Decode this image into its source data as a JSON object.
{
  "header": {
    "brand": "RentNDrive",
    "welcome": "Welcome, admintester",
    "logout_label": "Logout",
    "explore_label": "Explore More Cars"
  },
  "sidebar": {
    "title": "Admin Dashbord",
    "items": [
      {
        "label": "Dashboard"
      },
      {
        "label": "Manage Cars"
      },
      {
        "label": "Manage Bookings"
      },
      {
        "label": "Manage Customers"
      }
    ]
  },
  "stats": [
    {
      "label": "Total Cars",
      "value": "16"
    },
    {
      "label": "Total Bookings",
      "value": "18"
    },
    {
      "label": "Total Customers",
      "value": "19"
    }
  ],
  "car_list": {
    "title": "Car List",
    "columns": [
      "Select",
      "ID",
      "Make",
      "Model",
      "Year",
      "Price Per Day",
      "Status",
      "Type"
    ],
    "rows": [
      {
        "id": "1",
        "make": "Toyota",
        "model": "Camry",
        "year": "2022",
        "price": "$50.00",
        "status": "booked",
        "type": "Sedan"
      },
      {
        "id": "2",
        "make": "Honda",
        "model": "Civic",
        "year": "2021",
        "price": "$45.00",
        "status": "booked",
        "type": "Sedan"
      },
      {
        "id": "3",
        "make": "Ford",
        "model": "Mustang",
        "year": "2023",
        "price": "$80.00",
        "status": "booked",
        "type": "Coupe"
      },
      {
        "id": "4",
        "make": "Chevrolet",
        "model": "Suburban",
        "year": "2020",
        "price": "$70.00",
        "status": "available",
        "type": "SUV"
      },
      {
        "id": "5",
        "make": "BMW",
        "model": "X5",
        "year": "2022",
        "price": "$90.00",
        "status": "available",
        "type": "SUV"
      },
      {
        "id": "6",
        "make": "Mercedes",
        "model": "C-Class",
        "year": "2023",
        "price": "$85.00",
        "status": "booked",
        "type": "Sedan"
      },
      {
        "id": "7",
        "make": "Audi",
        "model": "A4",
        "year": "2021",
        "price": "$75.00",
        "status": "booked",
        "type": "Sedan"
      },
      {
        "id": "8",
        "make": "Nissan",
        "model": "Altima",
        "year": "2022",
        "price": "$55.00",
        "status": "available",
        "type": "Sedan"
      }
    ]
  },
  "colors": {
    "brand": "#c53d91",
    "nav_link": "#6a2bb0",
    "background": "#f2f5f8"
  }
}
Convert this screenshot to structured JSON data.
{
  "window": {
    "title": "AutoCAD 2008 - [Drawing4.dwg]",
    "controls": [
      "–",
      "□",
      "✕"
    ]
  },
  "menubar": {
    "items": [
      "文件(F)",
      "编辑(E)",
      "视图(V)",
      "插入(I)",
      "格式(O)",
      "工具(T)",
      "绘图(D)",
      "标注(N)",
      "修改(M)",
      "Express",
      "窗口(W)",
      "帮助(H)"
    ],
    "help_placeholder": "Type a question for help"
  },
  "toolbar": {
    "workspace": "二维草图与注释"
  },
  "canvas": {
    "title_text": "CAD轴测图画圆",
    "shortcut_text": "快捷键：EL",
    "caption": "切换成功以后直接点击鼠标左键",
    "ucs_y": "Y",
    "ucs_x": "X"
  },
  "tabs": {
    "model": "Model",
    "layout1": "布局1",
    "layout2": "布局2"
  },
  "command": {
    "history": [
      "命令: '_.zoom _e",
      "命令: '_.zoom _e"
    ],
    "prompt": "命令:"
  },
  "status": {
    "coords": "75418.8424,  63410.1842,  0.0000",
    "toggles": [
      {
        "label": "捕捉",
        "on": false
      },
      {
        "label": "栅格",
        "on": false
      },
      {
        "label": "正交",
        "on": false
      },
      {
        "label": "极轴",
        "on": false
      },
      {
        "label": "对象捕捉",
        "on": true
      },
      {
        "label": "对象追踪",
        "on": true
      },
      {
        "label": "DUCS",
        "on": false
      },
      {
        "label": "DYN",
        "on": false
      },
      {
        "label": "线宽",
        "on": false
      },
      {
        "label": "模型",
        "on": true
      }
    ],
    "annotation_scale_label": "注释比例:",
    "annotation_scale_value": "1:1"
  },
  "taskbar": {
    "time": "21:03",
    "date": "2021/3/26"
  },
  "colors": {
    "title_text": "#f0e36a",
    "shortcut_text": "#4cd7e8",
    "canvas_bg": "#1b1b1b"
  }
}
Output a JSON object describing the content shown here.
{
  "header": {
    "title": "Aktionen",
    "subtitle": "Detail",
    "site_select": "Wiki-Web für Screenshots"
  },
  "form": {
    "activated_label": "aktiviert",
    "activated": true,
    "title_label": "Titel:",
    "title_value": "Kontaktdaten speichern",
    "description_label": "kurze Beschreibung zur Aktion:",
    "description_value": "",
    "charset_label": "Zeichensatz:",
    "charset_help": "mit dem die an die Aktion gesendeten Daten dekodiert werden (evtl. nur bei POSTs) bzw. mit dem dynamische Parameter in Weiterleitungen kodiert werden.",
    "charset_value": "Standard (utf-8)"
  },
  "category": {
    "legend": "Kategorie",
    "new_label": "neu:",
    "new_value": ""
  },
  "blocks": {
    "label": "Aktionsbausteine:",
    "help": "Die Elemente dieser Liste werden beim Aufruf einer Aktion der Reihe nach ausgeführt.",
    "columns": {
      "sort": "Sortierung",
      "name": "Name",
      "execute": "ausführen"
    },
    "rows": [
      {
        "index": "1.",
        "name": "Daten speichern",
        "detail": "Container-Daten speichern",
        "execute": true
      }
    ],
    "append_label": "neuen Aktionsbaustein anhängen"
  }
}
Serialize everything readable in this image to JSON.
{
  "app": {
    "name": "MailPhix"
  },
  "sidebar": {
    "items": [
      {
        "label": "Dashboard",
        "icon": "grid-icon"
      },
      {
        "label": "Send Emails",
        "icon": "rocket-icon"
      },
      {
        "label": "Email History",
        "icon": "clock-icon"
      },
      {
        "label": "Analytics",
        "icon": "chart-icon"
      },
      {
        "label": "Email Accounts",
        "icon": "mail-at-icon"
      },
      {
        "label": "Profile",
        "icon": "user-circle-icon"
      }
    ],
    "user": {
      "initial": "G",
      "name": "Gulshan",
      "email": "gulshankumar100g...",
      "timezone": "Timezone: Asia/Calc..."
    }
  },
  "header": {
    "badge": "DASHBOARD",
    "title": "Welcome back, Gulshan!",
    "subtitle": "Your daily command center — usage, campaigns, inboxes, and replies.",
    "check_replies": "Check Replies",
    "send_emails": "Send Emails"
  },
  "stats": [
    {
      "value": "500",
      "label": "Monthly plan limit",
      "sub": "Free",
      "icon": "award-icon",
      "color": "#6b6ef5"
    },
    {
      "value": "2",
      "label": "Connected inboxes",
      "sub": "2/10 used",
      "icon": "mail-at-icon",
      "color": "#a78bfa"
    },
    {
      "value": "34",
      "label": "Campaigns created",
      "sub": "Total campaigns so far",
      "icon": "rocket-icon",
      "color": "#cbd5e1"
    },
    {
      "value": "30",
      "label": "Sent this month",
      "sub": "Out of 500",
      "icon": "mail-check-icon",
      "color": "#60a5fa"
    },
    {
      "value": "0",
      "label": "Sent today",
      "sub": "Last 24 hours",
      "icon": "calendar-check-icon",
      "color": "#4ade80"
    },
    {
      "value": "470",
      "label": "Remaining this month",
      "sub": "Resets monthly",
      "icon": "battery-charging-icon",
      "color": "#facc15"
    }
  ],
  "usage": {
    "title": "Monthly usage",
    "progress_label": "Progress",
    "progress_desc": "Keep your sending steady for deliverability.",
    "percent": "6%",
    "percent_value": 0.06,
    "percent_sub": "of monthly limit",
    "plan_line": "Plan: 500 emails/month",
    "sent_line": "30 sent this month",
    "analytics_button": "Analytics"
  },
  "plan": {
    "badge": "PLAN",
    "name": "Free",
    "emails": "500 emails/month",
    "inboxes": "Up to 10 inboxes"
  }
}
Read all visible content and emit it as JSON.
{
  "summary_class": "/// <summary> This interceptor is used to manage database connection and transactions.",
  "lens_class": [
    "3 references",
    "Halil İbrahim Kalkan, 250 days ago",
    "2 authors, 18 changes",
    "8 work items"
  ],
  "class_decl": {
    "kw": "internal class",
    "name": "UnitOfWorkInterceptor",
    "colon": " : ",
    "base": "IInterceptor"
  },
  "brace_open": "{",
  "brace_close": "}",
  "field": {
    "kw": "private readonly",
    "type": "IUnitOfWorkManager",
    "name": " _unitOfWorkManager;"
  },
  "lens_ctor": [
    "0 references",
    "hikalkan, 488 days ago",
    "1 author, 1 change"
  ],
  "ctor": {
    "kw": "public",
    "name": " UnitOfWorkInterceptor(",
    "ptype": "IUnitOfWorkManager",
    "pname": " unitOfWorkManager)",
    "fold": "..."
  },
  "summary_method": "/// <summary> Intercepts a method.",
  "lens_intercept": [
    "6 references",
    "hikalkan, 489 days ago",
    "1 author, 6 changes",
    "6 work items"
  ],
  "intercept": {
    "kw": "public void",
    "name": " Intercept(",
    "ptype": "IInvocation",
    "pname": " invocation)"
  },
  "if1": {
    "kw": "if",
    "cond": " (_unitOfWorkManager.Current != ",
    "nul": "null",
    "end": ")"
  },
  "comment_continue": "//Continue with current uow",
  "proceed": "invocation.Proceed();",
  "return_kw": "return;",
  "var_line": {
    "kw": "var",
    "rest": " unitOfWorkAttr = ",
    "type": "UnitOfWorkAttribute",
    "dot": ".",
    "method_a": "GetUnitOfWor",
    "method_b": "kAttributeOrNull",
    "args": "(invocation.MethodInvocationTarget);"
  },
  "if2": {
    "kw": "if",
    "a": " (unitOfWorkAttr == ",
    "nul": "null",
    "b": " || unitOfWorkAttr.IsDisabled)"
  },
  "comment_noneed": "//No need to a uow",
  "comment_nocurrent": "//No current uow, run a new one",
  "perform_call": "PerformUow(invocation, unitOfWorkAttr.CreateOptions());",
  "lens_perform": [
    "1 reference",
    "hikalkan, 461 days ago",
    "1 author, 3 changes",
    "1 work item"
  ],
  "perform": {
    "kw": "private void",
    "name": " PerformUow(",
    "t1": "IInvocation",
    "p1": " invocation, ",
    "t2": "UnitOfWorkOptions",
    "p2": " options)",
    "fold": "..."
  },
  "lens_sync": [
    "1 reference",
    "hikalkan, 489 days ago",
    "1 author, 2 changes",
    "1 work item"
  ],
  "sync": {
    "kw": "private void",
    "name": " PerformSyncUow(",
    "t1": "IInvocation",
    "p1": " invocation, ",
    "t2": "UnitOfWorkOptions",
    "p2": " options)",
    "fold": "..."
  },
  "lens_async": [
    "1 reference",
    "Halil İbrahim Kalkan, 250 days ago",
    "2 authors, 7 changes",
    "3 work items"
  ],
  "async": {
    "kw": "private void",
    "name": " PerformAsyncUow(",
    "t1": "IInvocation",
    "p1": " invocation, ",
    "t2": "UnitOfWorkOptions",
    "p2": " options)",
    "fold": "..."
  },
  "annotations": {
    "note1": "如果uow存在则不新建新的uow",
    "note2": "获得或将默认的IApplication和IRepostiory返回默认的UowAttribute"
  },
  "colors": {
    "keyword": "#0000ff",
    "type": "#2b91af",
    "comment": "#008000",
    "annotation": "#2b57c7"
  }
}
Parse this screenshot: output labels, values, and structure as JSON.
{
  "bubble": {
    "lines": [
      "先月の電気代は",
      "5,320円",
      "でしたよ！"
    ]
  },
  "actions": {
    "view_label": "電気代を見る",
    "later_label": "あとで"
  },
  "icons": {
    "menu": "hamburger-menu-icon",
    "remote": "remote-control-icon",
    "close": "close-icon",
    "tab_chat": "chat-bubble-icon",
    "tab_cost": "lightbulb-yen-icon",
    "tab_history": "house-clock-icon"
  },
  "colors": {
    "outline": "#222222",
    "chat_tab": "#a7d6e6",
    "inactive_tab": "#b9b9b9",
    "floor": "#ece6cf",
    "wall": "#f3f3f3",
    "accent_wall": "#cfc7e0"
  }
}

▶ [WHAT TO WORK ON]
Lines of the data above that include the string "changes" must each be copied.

▶ [SOLUTION TO THIS EXERCISE]
    "2 authors, 18 changes",
    "1 author, 6 changes",
    "1 author, 3 changes",
    "1 author, 2 changes",
    "2 authors, 7 changes",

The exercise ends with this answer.